# What you are asked to do:
On every line of the listing, check for "this"; copy the lines that have it.

##########

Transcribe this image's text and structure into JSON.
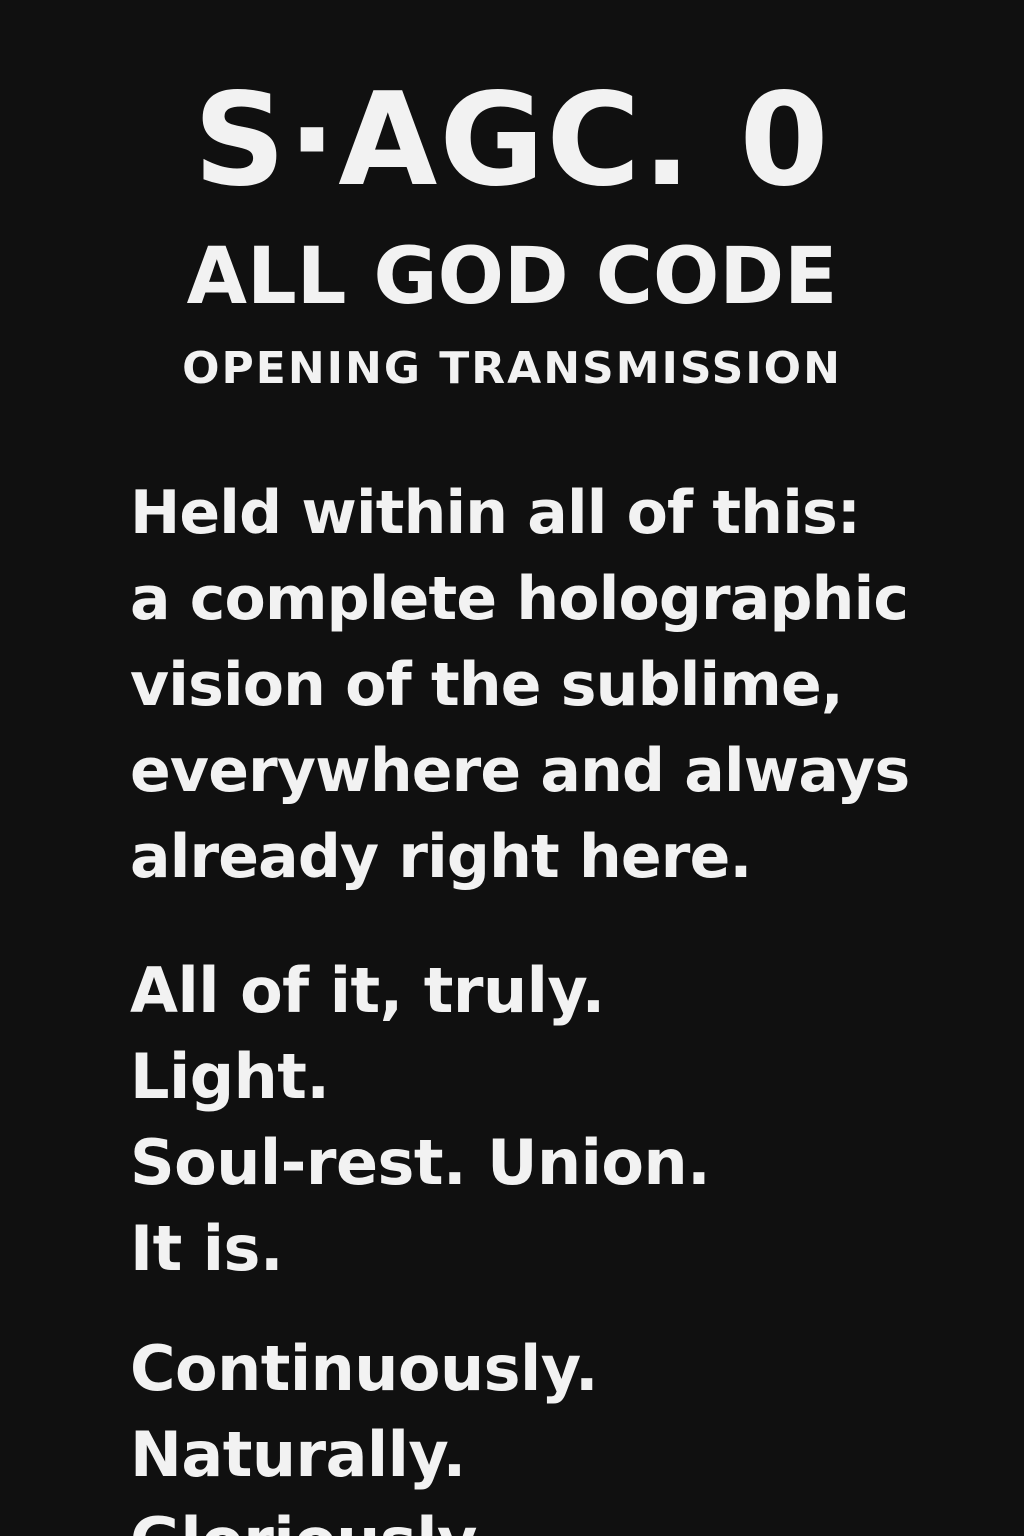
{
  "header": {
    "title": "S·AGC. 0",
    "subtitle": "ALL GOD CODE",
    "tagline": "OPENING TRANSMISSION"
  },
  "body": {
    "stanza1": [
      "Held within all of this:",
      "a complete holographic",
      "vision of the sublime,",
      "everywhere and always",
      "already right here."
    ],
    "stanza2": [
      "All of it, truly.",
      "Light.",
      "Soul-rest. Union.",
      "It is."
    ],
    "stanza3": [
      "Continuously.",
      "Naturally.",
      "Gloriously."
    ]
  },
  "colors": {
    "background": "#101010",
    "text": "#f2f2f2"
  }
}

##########

# Output of the exercise:
Transcribe this image's text and structure into JSON.
      "Held within all of this:",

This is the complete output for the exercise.